The market value was the open market value, which is what would be expected to be obtained on the open market for the assets in question. The valuation test was that under the Capital Gains Tax Acts.
Where assets had associated borrowing, the value was the net value of the assets less the borrowing. The borrowing may only reduce the value of the relevant asset(s) to zero, at most. It cannot be set off against other assets. The provision applies to real property assets, with permissible borrowing.
In defined benefits schemes and some single member schemes, the administrators could choose an alternative valuation date, being the last day of the accounting period for the scheme in the twelve months prior to the 30th June in that year.
Payment of Levy
The levy was required to be paid by 25th September in each relevant year. Filing of the return was also required by that date. Interest ran for late filing together with a penalty per day.

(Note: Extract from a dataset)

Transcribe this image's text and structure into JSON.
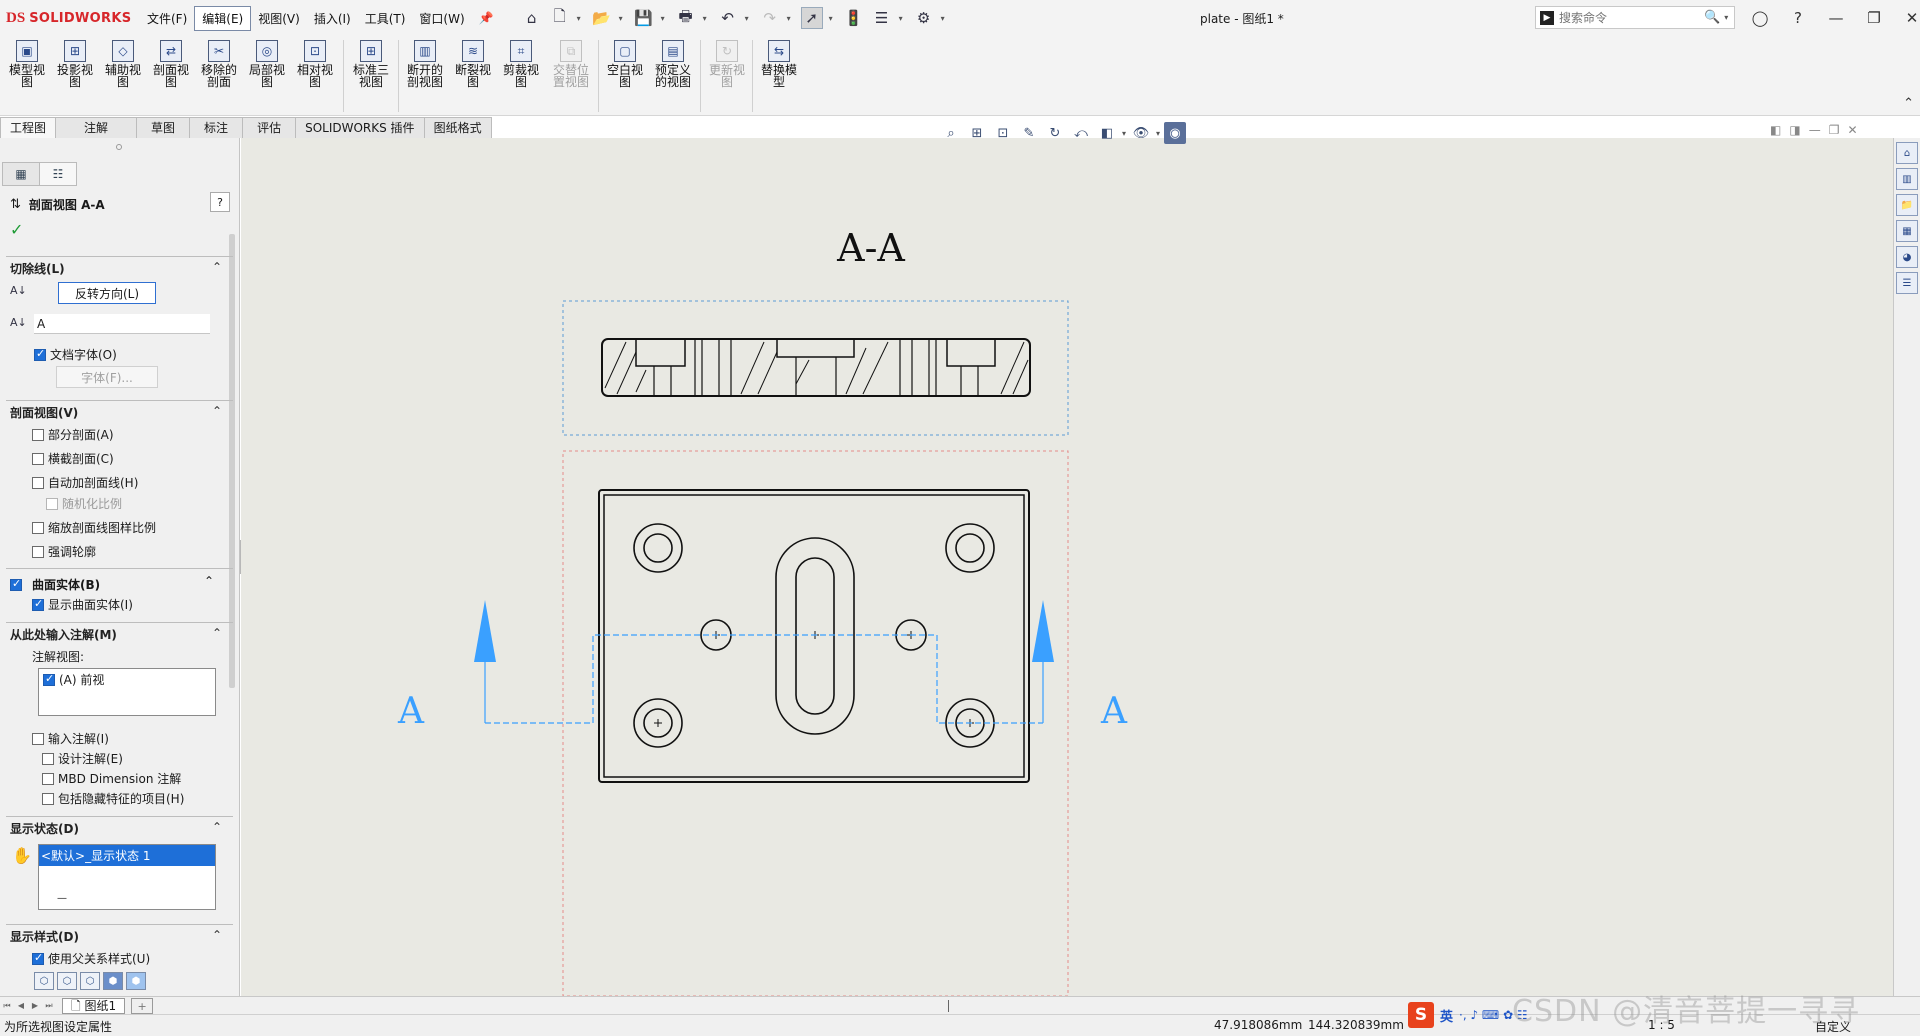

The chargeable persons were the trustees or other persons managing the scheme assets. In the case of insurance based schemes, the insurer was the chargeable person. If the scheme was an occupational scheme or a trust retirement annuity contract, the trustees and insurer were jointly and separately liable in respect of the levy on the respective pensions assets. The insurers usually paid the liability on the insured elements, and the trustees were liable on other non-insurance assets.
Administrator, trustees and insurers were authorised and directed by the legislation to adjust the current or prospective benefits payable to members, to the extent necessary for paying the levy. They were empowered to sell scheme assets in order to pay the levy, if necessary. No legal action lay against them for so doing.

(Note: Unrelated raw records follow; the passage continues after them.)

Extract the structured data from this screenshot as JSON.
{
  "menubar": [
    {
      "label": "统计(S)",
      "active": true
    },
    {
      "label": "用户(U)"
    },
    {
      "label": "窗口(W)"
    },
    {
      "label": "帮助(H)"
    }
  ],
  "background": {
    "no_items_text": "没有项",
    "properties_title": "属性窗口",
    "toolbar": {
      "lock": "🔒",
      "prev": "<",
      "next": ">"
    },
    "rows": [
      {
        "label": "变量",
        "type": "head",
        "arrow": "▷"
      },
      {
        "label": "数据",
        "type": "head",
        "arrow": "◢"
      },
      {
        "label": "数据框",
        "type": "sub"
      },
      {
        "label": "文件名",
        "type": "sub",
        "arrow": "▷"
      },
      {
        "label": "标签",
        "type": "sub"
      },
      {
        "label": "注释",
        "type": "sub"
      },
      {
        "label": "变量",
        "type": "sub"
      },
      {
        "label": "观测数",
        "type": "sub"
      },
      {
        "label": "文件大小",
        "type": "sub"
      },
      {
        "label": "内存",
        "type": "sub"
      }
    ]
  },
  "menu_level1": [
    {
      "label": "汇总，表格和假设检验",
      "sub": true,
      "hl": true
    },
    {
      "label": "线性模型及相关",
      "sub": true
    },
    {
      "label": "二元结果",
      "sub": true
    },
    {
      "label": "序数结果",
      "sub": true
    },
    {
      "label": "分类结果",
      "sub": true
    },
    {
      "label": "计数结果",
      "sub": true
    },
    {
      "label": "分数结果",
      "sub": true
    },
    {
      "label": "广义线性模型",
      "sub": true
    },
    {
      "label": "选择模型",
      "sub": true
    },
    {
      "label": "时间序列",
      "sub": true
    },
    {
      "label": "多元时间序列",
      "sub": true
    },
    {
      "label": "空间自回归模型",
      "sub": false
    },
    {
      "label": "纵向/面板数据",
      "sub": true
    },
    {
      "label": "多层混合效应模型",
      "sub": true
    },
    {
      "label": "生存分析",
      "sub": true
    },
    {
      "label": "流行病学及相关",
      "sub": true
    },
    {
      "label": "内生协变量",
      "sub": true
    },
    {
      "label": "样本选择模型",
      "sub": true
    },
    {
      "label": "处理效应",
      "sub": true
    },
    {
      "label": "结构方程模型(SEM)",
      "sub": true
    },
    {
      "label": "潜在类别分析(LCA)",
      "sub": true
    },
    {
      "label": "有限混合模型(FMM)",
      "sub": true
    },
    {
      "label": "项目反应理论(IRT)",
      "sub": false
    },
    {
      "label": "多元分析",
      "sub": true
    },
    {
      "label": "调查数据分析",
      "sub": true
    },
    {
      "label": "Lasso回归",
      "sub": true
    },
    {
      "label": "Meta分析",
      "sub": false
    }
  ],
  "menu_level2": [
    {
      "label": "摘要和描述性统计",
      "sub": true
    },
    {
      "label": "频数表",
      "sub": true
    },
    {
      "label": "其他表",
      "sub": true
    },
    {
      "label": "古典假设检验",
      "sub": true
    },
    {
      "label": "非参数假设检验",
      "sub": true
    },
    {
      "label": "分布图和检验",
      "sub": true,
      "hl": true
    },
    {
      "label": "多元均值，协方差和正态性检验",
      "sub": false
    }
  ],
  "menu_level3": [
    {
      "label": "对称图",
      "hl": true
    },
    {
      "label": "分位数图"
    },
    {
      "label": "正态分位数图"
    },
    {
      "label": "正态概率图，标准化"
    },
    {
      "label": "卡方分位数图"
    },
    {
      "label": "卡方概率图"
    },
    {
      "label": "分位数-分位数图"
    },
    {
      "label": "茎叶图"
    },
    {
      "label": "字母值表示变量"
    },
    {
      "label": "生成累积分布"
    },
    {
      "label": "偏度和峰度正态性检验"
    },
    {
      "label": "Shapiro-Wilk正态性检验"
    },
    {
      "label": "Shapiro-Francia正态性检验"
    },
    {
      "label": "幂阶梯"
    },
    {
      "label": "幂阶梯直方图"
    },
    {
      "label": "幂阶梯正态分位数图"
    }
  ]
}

References and Sources
Irish Pensions Law & Practice Buggy, Finucane & Tighe 2nd Ed (2005)
Pensions; Revenue Law and Practice (ITI) McLoughlin, Dolan et al (2013)

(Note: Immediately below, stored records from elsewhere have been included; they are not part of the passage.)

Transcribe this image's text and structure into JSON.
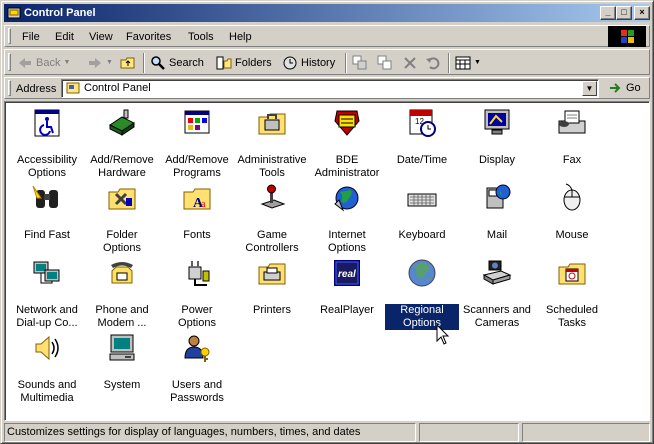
{
  "window": {
    "title": "Control Panel"
  },
  "menubar": {
    "items": [
      "File",
      "Edit",
      "View",
      "Favorites",
      "Tools",
      "Help"
    ]
  },
  "toolbar": {
    "back": "Back",
    "search": "Search",
    "folders": "Folders",
    "history": "History"
  },
  "address": {
    "label": "Address",
    "value": "Control Panel",
    "go": "Go"
  },
  "items": [
    {
      "label": "Accessibility Options",
      "icon": "accessibility-icon"
    },
    {
      "label": "Add/Remove Hardware",
      "icon": "hardware-icon"
    },
    {
      "label": "Add/Remove Programs",
      "icon": "programs-icon"
    },
    {
      "label": "Administrative Tools",
      "icon": "admin-tools-icon"
    },
    {
      "label": "BDE Administrator",
      "icon": "bde-icon"
    },
    {
      "label": "Date/Time",
      "icon": "calendar-clock-icon"
    },
    {
      "label": "Display",
      "icon": "monitor-icon"
    },
    {
      "label": "Fax",
      "icon": "fax-icon"
    },
    {
      "label": "Find Fast",
      "icon": "binoculars-icon"
    },
    {
      "label": "Folder Options",
      "icon": "folder-options-icon"
    },
    {
      "label": "Fonts",
      "icon": "fonts-folder-icon"
    },
    {
      "label": "Game Controllers",
      "icon": "joystick-icon"
    },
    {
      "label": "Internet Options",
      "icon": "globe-icon"
    },
    {
      "label": "Keyboard",
      "icon": "keyboard-icon"
    },
    {
      "label": "Mail",
      "icon": "mail-icon"
    },
    {
      "label": "Mouse",
      "icon": "mouse-icon"
    },
    {
      "label": "Network and Dial-up Co...",
      "icon": "network-icon"
    },
    {
      "label": "Phone and Modem ...",
      "icon": "phone-icon"
    },
    {
      "label": "Power Options",
      "icon": "power-plug-icon"
    },
    {
      "label": "Printers",
      "icon": "printer-icon"
    },
    {
      "label": "RealPlayer",
      "icon": "realplayer-icon"
    },
    {
      "label": "Regional Options",
      "icon": "regional-globe-icon",
      "selected": true
    },
    {
      "label": "Scanners and Cameras",
      "icon": "scanner-icon"
    },
    {
      "label": "Scheduled Tasks",
      "icon": "scheduled-tasks-icon"
    },
    {
      "label": "Sounds and Multimedia",
      "icon": "speaker-icon"
    },
    {
      "label": "System",
      "icon": "computer-icon"
    },
    {
      "label": "Users and Passwords",
      "icon": "users-keys-icon"
    }
  ],
  "status": {
    "text": "Customizes settings for display of languages, numbers, times, and dates"
  },
  "colors": {
    "titlebar_start": "#0a246a",
    "titlebar_end": "#a6caf0",
    "selection": "#0a246a",
    "face": "#d4d0c8"
  }
}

Trustee Handbook the Pensions Authority 5th Ed 2016
Statutory Guidance the Pensions Authority (Various)
Pensions Law Handbook 12 Ed Nabarro Nathanson Bloomsbury
Corporate Insolvency 6e: Employment & Pension Rights (6th Revised edition)
Occupational Pensions (Subscription) Lexis Nexis
Pensions Law and Practice with Precedents (Subscription) Sweet & Maxwell
Sweet & Maxwell’s Law of Pension Schemes (Subscription)
The Guide for Pension Trustees World Economics Ltd
The Guide for Pension Trustees website, you can:
Tolley’s Pensions Law Looseleaf Service (Subscription)
Pensions Act, 1990
Pensions (Amendment) Act, 1996
Pensions (Amendment) Act, 2002
Pensions (Amendment) Act, 2006
Social Welfare and Pensions Act, 2005 (Part 3)
Social Welfare Reform and Pensions Act 2006
Social Welfare and Pensions Act 2007
Social Welfare and Pensions Act 2008
Social Welfare (Miscellaneous Provisions) Act 2008
Social Welfare and Pensions Act 2009
Social Welfare and Pensions (No. 2) Act 2009
Social Welfare (Miscellaneous Provisions) Act 2010
Social Welfare and Pensions Act 2010
Social Welfare and Pensions Act 2011
Social Welfare and Pensions Act 2012
Social Welfare and Pensions (Miscellaneous Provisions) Act 2013
Social Welfare and Pensions Act 2013
Social Welfare and Pensions (No. 2) Act 2013 49/2013
Social Welfare and Pensions Act 2014
Social Welfare and Pensions (No. 2) Act 2014 41/2014
Social Welfare (Miscellaneous Provisions) Act 2015 12/2015
Social Welfare and Pensions Act 2015 (Part 3)